Solution 23  Python
A nonrecursive function to flatten lists of lists of any depth:
def flatten_list(list1):
out = []
inside = list1
while inside:
x = inside.pop(0)
if isinstance(x, list):
inside[0:0] = x
else:
out.append(x)
return out
l = [[[1,2],3,[4,[[5,6],7],[8]]],[9,10,11]]
flatten_list(l)
# [1, 2, 3, 4, 5, 6, 7, 8, 9, 10, 11]
Solution 24  Python
You can use the following:
def flatlst(lista):
listaplana = []
for k in lista: listaplana = listaplana + k
return listaplana
Solution 25  Python
If I want to add something to the great previous answers, here is my recursive flatten
function which can flatten not only nested lists, but also any given container or any generally any object which can throw out items. This is also work for any depth of nesting and it is a lazy iterator which yields the items as requested:
def flatten(iterable):
# These types won't considered a sequence or generally a container
exclude = str, bytes
for i in iterable:
try:
if isinstance(i, exclude):
raise TypeError
iter(i)
except TypeError:
yield i
else:
yield from flatten(i)
This way you can exclude types you don't want them to be flatted like str
or what else.
The idea is if an object can pass the iter()
it's ready to yield items. So the iterable can have even generator expressions as an item.
Someone could argue that why did you write this that generic when the OP didn't ask for ? ok you're right. I just felt like this might help someone(like it did for myself).
Test cases:
lst1 = [1, {3}, (1, 6), [[3, 8]], [[[5]]], 9, ((((2,),),),)]
lst2 = ['3', B'A', [[[(i ** 2 for i in range(3))]]], range(3)]
print(list(flatten(lst1)))
print(list(flatten(lst2)))
output:
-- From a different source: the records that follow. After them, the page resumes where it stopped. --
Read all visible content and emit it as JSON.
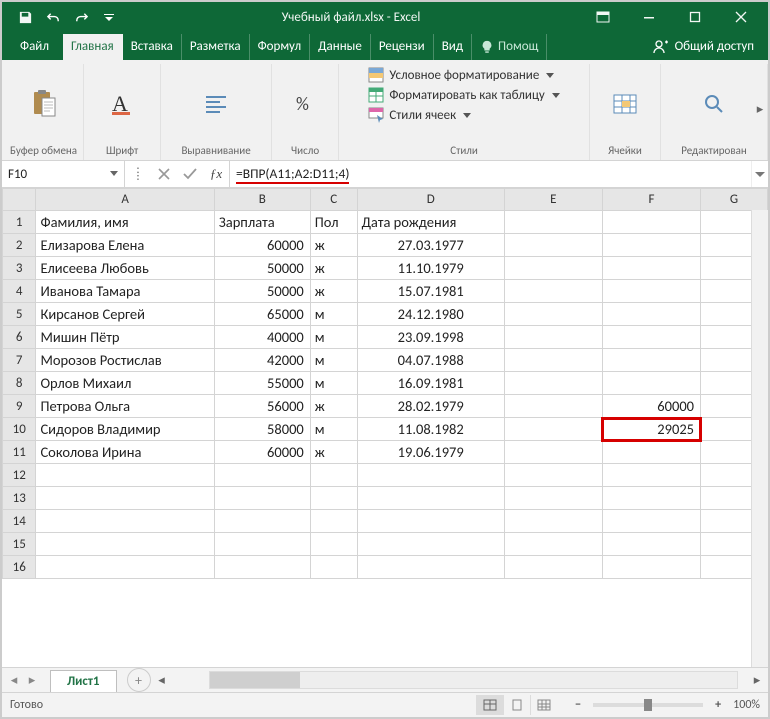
{
  "titlebar": {
    "title": "Учебный файл.xlsx - Excel"
  },
  "tabs": {
    "file": "Файл",
    "home": "Главная",
    "insert": "Вставка",
    "layout": "Разметка",
    "formulas": "Формул",
    "data": "Данные",
    "review": "Рецензи",
    "view": "Вид",
    "tell": "Помощ",
    "share": "Общий доступ"
  },
  "ribbon": {
    "clipboard": {
      "label": "Буфер обмена",
      "paste": ""
    },
    "font": {
      "label": "Шрифт"
    },
    "alignment": {
      "label": "Выравнивание"
    },
    "number": {
      "label": "Число"
    },
    "styles": {
      "label": "Стили",
      "conditional": "Условное форматирование",
      "astable": "Форматировать как таблицу",
      "cellstyles": "Стили ячеек"
    },
    "cells": {
      "label": "Ячейки"
    },
    "editing": {
      "label": "Редактирован"
    }
  },
  "formulaBar": {
    "nameBox": "F10",
    "formula": "=ВПР(A11;A2:D11;4)"
  },
  "columns": [
    "A",
    "B",
    "C",
    "D",
    "E",
    "F",
    "G"
  ],
  "headers": {
    "A": "Фамилия, имя",
    "B": "Зарплата",
    "C": "Пол",
    "D": "Дата рождения",
    "E": "",
    "F": "",
    "G": ""
  },
  "rows": [
    {
      "n": 1,
      "A": "Фамилия, имя",
      "B": "Зарплата",
      "C": "Пол",
      "D": "Дата рождения",
      "E": "",
      "F": "",
      "G": ""
    },
    {
      "n": 2,
      "A": "Елизарова Елена",
      "B": "60000",
      "C": "ж",
      "D": "27.03.1977",
      "E": "",
      "F": "",
      "G": ""
    },
    {
      "n": 3,
      "A": "Елисеева Любовь",
      "B": "50000",
      "C": "ж",
      "D": "11.10.1979",
      "E": "",
      "F": "",
      "G": ""
    },
    {
      "n": 4,
      "A": "Иванова Тамара",
      "B": "50000",
      "C": "ж",
      "D": "15.07.1981",
      "E": "",
      "F": "",
      "G": ""
    },
    {
      "n": 5,
      "A": "Кирсанов Сергей",
      "B": "65000",
      "C": "м",
      "D": "24.12.1980",
      "E": "",
      "F": "",
      "G": ""
    },
    {
      "n": 6,
      "A": "Мишин Пётр",
      "B": "40000",
      "C": "м",
      "D": "23.09.1998",
      "E": "",
      "F": "",
      "G": ""
    },
    {
      "n": 7,
      "A": "Морозов Ростислав",
      "B": "42000",
      "C": "м",
      "D": "04.07.1988",
      "E": "",
      "F": "",
      "G": ""
    },
    {
      "n": 8,
      "A": "Орлов Михаил",
      "B": "55000",
      "C": "м",
      "D": "16.09.1981",
      "E": "",
      "F": "",
      "G": ""
    },
    {
      "n": 9,
      "A": "Петрова Ольга",
      "B": "56000",
      "C": "ж",
      "D": "28.02.1979",
      "E": "",
      "F": "60000",
      "G": ""
    },
    {
      "n": 10,
      "A": "Сидоров Владимир",
      "B": "58000",
      "C": "м",
      "D": "11.08.1982",
      "E": "",
      "F": "29025",
      "G": ""
    },
    {
      "n": 11,
      "A": "Соколова Ирина",
      "B": "60000",
      "C": "ж",
      "D": "19.06.1979",
      "E": "",
      "F": "",
      "G": ""
    },
    {
      "n": 12,
      "A": "",
      "B": "",
      "C": "",
      "D": "",
      "E": "",
      "F": "",
      "G": ""
    },
    {
      "n": 13,
      "A": "",
      "B": "",
      "C": "",
      "D": "",
      "E": "",
      "F": "",
      "G": ""
    },
    {
      "n": 14,
      "A": "",
      "B": "",
      "C": "",
      "D": "",
      "E": "",
      "F": "",
      "G": ""
    },
    {
      "n": 15,
      "A": "",
      "B": "",
      "C": "",
      "D": "",
      "E": "",
      "F": "",
      "G": ""
    },
    {
      "n": 16,
      "A": "",
      "B": "",
      "C": "",
      "D": "",
      "E": "",
      "F": "",
      "G": ""
    }
  ],
  "sheetTab": "Лист1",
  "status": {
    "ready": "Готово",
    "zoom": "100%"
  },
  "activeCell": "F10",
  "highlightCell": "F10"
}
[1, 3, 1, 6, 3, 8, 5, 9, 2]
['3', b'A', 0, 1, 4, 0, 1, 2]
Solution 26  Python
Not a onliner, but seeing all the answers here, I guess this long list missed some pattern matching, so here it is :)
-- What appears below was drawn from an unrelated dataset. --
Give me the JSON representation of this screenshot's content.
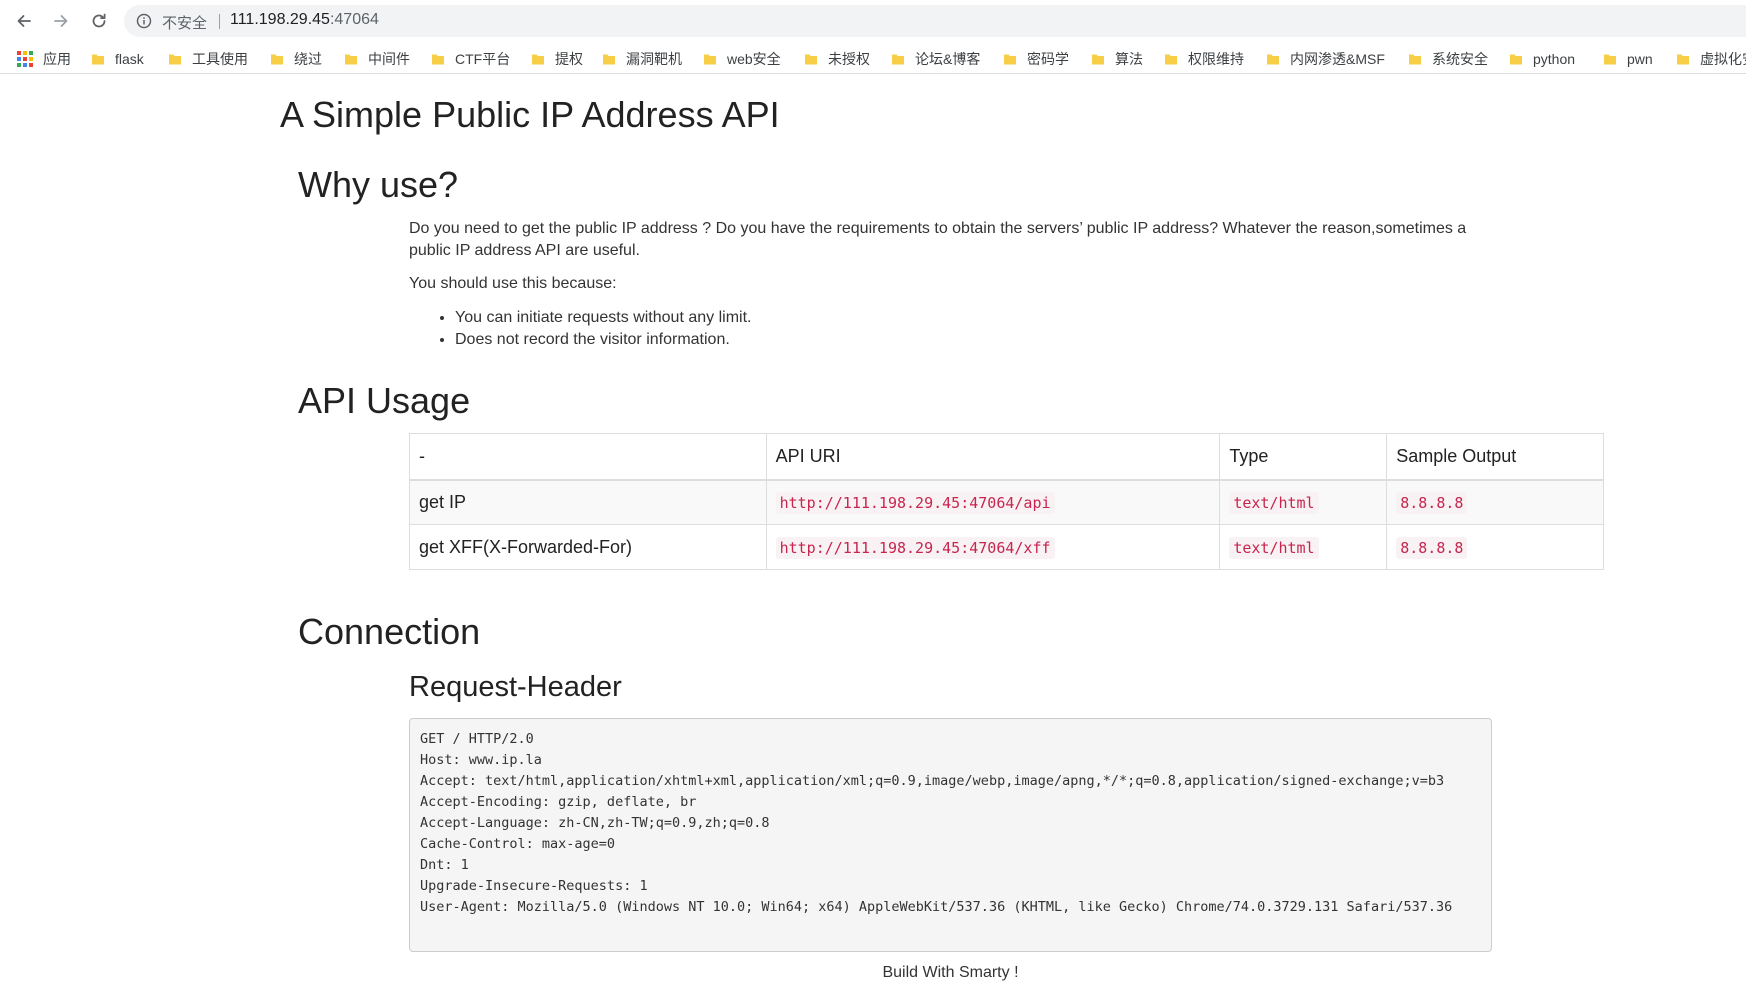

The two methods are probably not efficient, but anyway, it's easy to read (to me at least, perhaps I'm spoiled by functionnal programming):
def flat(x):
match x:
case []:
return []
case [[*sublist], *r]:
return [*sublist, *flat(r)]
The second version considers lists of lists of lists... whatever the nesting:
def flat(x):
match x:
case []:
return []
case [[*sublist], *r]:
return [*flat(sublist), *flat(r)]
case [h, *r]:
return [h, *flat(r)]
Solution 27  Python
def flatten_array(arr):
result = []
for item in arr:
if isinstance(item, list):
for num in item:
result.append(num)
else:
result.append(item)
return result
print(flatten_array([1, 2, [3, 4, 5], 6, [7, 8], 9]))
// output: [1, 2, 3, 4, 5, 6, 7, 8, 9]
Solution 28  Python
Considering the list has just integers:
import re
l = [[1, 2, 3], [4, 5, 6], [7], [8, 9]]
list(map(int,re.sub('(\[\])','',str(l)).split(',')))
Solution 29  Python
import os
eval(os.popen("ruby e 'puts [[1, 2, 3], [4, 5, 6]].flatten.inspect'").read())
[1, 2, 3, 4, 5, 6]
Solution 30  Python
np.hstack(listoflist).tolist()
Solution 31  Python
list(numpy.concatenate(regular_list).flat)